Directed by Vanessa Roth
Distributed by First Run Features, 2011
It seems that filmmaker Vanessa Roth and producers Dave Eggers and Ninive Calegari had a very specific audience in mind for their documentary American Teacher: those “rational” people who actually think that teachers are overpaid. Given the popularity of the 2010 film Waiting for ‘Superman,’ which championed the charter school model as the paragon of educational reform and laid much of the blame for problems squarely on teachers and their unions, the prospect that there are a lot of minds that need changing is worth considering. A production of the nonprofit Teacher’s Salary Project, which itself resulted from the (ironically titled) 2005 book Teachers Have It Easy: The Big Sacrifices and Small Salaries of America’s Teachers, American Teacher excels in illustrating the daunting challenges and, frankly, insulting remuneration to which teachers are subjected by following the lives and financial plights of four passionate educators. Sprinkled amongst these stories are the requisite advocacy film shots of talking heads who testify to the sad treatment of teachers, and the resulting ill effects that salary decline has on the educational system.
In its most compelling moments, the film serves as a window into the financial stresses of some talented teachers. Erik Benner, a teacher working in rural Texas, flirts with financial ruin while holding down a second job at a local Home Depot in an attempt to provide his family with the trappings of a middle-class lifestyle. We watch Brooklyn elementary school teacher Jamie Fidler, having burned through her six-week maternity leave following the birth of her first child, embark on an epic odyssey during a planning period to find a schoolroom in which she can use her breast pump in private. Jonathan Dearman flees the teaching profession completely in favor of a job working as a real estate broker in San Francisco, where he easily pulls down a salary that is many times more than what he earned as an educator.

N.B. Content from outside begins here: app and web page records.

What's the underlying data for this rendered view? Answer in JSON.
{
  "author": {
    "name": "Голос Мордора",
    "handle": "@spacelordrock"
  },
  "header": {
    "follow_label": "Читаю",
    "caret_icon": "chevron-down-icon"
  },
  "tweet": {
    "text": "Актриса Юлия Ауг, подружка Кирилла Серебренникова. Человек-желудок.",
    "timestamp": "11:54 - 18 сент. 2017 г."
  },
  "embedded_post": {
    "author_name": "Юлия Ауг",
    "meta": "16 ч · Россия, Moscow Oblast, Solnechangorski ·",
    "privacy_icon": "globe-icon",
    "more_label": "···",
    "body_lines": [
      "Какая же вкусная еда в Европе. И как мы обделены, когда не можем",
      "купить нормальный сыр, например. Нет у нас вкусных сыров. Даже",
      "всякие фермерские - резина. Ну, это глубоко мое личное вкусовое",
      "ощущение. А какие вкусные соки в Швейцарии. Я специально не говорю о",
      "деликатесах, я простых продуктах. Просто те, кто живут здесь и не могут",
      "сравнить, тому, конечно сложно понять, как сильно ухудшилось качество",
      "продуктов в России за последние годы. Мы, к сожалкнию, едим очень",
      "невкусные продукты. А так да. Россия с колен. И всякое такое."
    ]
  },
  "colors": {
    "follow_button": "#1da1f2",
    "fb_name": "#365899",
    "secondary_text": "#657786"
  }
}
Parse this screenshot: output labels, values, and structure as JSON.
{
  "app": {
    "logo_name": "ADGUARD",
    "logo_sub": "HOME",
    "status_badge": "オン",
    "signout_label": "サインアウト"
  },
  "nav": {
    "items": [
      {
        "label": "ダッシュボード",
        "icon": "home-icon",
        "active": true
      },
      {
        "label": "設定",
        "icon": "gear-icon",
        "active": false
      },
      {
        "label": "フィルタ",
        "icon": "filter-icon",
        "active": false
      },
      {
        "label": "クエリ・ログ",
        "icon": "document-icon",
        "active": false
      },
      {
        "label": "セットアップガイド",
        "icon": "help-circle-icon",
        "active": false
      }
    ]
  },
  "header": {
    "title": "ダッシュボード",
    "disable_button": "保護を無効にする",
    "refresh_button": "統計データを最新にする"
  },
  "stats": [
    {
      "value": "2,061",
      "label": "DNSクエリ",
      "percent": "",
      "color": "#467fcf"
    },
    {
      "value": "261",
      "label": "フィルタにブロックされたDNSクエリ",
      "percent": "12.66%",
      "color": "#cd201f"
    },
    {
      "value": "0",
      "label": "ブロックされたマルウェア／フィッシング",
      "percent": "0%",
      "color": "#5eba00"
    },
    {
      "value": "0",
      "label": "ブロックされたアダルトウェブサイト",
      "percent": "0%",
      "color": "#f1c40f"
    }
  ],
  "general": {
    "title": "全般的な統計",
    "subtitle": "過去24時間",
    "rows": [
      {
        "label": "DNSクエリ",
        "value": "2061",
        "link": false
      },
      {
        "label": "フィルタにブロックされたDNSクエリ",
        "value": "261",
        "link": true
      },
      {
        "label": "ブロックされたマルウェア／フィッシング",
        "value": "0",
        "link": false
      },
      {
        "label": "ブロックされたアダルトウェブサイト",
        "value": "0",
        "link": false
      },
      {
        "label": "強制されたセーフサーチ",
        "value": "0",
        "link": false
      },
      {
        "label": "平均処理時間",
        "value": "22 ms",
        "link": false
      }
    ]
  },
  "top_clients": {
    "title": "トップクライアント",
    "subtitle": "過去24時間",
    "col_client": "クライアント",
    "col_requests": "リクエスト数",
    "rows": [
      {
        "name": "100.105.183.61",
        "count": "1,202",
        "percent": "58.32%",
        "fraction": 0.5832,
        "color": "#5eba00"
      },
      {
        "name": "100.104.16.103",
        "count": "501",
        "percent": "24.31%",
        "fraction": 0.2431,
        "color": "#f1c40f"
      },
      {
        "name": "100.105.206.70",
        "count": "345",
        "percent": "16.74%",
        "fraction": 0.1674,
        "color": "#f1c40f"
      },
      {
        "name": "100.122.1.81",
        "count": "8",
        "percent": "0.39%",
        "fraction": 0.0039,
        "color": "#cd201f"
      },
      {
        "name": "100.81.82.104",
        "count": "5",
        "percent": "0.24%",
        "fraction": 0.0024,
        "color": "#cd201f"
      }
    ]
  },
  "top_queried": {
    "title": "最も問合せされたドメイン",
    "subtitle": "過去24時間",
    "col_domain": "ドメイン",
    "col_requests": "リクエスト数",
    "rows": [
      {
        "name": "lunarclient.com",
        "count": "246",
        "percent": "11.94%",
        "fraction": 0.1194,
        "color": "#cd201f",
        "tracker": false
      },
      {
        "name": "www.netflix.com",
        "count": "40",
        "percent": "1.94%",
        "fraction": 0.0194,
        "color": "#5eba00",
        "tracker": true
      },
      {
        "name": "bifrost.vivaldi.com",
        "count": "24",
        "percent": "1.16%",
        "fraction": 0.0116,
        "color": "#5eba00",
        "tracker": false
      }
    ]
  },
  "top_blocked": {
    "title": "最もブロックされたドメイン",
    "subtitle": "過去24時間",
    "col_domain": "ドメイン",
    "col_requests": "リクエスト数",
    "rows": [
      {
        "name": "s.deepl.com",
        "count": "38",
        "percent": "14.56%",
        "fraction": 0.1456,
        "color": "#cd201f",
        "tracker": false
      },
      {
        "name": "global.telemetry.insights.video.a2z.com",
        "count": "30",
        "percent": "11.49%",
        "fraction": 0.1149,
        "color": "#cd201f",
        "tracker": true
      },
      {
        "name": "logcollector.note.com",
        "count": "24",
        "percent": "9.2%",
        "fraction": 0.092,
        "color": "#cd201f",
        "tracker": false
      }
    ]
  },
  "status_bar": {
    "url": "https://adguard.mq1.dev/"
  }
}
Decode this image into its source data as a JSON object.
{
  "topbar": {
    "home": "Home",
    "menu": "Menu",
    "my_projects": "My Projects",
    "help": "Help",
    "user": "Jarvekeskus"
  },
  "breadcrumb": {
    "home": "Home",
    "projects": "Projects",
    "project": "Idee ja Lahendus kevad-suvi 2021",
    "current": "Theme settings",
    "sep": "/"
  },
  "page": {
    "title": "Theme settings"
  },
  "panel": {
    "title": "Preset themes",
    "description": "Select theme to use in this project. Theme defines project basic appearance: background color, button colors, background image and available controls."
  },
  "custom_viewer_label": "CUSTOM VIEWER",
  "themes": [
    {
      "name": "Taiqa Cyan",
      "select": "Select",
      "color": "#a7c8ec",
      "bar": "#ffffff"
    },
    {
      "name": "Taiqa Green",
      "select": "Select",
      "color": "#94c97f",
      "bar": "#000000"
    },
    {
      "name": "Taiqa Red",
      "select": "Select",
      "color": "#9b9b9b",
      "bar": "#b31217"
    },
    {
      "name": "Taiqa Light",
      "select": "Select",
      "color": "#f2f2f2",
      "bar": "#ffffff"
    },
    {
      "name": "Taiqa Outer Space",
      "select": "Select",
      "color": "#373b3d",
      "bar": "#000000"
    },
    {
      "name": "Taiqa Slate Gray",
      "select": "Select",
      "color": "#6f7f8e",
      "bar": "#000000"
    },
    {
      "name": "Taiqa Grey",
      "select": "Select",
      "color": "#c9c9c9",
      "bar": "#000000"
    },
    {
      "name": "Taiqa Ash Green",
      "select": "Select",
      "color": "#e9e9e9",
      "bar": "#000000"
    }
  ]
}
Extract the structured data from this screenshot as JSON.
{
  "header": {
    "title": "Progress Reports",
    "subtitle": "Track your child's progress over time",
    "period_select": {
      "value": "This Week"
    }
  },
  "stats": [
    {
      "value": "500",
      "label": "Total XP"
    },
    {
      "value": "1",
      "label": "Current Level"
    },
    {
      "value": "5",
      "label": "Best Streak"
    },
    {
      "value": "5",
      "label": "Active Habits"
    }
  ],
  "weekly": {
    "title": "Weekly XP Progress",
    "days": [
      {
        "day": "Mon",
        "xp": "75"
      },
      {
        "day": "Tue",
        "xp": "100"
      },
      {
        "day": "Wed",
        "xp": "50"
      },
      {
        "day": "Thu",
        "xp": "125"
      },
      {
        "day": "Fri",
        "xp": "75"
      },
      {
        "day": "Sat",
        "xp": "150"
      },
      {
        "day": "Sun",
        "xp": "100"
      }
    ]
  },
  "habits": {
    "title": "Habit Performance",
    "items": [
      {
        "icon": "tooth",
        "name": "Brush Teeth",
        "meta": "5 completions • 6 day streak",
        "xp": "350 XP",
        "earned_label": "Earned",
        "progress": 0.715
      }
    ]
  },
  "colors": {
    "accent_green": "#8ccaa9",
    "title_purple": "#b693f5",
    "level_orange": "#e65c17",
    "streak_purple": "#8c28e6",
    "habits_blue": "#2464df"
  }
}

Unfortunately, American Teacher gets bogged down in hammering home the one-note argument that teachers are underpaid — devoting almost three-quarters of its screen time to this thesis — and pays scant attention to possible solutions to the problem. The filmmakers allude to the idea that the scheduled retirement of about half of the country’s teachers over the next ten years will provide the perfect setting for wholesale teacher salary reform, but stop short of spelling out how. The film also glosses over schools that are promoted as potential reform models, such as the Teacher Equity Project (TEP), a charter school operating in the Washington Heights neighborhood of New York City. On its website, the TEP claims to have fashioned a financial model the provides teachers with annual salaries of $125,000 while relying “almost exclusively on the public funding it receives as a New York City Charter School.”
But for whatever reason, the film leaves both the assertion and the school largely unexamined. The film also leaves one wondering what effect these proposed salary changes would have on teachers’ unions.
While American Teacher gamely rises to the defense of educators, it is weakened by its reluctance to levy criticism at any specific quarter. The put-upon teachers are deservedly heralded by students, parents, administrators and each other, left unsaid is who exactly is to blame for the declining state of the public education system.